You can actually see some of Faunus’ work for sale at The Hermetic Arts Learning Centre.)
Some of my ceremonial items have been purchased.
There are simply many things that require skills I do not have.
I learned with a formal group, and I needed a certain number of things at a deadline with limited notice. This taught me that magic doesn’t actually rely upon the perfect object, that objects can be changed, and that is no acceptable excuse not to find what you need to get something done.
Some of my tools I have made for myself.
Most of my tools have been made with mass-produced items – paint, pre-finished woods, fabric, glue etc. It’s helped me achieve a precision and quality of appearance that mattered to me, and matched those of the people I practiced with.
I often don’t like my own handiwork and so I’ve had to accept some limitations, including skillful help from others and tools that are not very glamorous or natural, like fine point Sharpies.
Some of my items I have been damn hard-headed about.
I am stubborn. I like what I like. There are things I have put off for years because I have a specific idea and meaning I’d like to manifest. For the non-essential things, people are going to have to deal with my attitude on this… I am also reminded that I need to keep working on that attitude.
The best were the ones that I gave away
I have made and purchased some things expressly for others. I have kept “extras” on hand, planning to give them away. This always surprises people, catches them off guard and creates very special, magical moments.
A few of my tools are “natural”.
“Natural” is a bit of a trigger word for me, as I feel its a word used to make some people feel superior to others. A few of my tools would be considered natural and I do enjoy them differently, and a different kind of quality they seem to possess – a more primal feeling. The acquiring of them has required time and patience, sometimes serendipitous, sometimes expensive.

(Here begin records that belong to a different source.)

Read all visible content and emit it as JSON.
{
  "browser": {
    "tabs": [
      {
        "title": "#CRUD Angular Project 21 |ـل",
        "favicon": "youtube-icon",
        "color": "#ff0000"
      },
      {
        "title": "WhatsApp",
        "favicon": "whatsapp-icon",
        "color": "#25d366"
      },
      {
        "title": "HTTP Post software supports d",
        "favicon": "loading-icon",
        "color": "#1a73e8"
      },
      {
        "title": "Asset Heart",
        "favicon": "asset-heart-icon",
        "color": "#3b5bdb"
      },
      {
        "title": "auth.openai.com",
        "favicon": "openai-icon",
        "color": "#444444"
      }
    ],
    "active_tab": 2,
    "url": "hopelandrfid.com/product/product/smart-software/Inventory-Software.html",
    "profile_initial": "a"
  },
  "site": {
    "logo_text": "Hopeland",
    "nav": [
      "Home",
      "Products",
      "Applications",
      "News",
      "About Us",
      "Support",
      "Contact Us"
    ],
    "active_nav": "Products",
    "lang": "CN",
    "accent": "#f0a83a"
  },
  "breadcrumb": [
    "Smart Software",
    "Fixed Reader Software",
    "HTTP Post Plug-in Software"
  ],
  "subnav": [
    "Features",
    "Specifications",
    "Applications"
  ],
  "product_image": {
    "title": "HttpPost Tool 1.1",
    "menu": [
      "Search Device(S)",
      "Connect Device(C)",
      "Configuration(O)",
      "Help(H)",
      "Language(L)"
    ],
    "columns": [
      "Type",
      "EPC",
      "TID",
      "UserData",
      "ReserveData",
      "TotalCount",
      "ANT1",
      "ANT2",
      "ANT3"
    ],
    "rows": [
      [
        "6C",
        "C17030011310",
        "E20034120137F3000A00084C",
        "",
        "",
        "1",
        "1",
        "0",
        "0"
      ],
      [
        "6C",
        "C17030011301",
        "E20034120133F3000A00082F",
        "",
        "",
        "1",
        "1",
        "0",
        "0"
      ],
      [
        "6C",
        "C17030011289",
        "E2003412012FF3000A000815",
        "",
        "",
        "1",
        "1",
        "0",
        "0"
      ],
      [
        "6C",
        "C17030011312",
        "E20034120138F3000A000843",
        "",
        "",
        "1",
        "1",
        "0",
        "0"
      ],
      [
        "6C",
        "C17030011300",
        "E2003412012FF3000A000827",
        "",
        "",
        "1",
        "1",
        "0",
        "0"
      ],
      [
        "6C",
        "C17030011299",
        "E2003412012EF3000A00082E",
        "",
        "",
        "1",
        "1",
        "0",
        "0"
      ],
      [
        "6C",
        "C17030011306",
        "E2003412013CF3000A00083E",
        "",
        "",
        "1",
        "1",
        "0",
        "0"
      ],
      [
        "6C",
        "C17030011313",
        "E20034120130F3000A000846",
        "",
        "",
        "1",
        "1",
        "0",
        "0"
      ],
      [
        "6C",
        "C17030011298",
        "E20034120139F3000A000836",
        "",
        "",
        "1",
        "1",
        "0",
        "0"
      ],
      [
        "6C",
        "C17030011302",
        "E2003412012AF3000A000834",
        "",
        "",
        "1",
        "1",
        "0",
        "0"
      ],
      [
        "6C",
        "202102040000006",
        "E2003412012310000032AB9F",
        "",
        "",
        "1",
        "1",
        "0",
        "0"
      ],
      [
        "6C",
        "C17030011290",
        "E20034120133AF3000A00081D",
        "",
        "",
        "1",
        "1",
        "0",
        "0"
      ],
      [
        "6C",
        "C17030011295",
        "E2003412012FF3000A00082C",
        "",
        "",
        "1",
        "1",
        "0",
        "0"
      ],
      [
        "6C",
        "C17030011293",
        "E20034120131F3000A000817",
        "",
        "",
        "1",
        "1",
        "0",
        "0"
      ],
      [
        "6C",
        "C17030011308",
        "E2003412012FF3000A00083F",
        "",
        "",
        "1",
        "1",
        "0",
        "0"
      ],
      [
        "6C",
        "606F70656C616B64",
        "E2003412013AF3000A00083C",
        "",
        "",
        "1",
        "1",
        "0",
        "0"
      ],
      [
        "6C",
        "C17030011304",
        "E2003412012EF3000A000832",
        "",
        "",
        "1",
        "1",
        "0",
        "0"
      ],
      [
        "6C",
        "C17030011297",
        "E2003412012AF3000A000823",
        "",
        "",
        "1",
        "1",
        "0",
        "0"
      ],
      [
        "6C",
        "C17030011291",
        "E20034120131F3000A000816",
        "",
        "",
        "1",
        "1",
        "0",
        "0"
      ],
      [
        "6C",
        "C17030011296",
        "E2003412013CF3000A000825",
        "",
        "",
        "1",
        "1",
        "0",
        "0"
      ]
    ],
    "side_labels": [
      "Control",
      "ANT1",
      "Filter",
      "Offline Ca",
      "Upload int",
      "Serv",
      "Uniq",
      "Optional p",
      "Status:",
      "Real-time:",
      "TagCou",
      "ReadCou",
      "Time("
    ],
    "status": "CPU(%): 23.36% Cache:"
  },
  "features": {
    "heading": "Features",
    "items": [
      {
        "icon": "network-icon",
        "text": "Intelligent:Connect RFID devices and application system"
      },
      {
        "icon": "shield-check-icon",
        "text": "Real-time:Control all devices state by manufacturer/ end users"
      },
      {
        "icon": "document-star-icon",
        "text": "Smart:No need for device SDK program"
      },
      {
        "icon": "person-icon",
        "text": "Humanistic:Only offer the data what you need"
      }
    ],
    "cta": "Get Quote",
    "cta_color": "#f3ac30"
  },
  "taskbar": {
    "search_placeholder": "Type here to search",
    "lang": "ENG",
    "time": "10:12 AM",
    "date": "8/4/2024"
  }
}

I have a lovely, plain beeswax patten that I poured myself; A large scrying glass of translucent black agate. I always prefer the Stang be as raw as possible, and over the years, I have been collecting things for making a traditional broom – ash, willow and birch…
What I’ve learned about myself through my magical items:
- Less is more. When it comes to my personal practice, my focus is better when there is less stuff and decoration. I prefer my items to have simpler symbolism.
- I don’t love a ton of colours. The use of colour is extraordinary powerful in magic, and yet, I don’t prefer it in my personal aesthetic. What is your opinion on this?
- Once I have something, I prefer to keep using it. I don’t really like rotating and changing my tools.
- Having a more decorated space, and more books, has been better at inspiring others. I actually have a decorated room for this reason more than anything.
You should appreciate and feel connected to the tools you have
You should really understand what they mean, and how they serve you.
You should feel that they have inherent value to you. Some people might be okay with dollar store items or rudimentary natural items, some may not. This is part of Knowing Yourself.
Once you have them, use them. If you got caught up in aesthetics and acquirement and then never used them, realise you fell into a learning trap.
Do natural crystals work “better” than artificially created ones? I don’t know. Does an artificially inseminated or modified human work better than a “natural” one? Perhaps every object, every thing is different it’s personality and flavour.
Do plants you grown and dried work “better” than dried herbs you’ve purchased? I think that prior work in developing a relationship with something will absolutely affect your magic. Loving and nurturing a plant – or any item – will make a difference in that you are nop longer “using it” but “working with them” and “learning from them”.
This is ultimately the best attitude towards our tools and sacred items, and our attitude is more important than where they came from.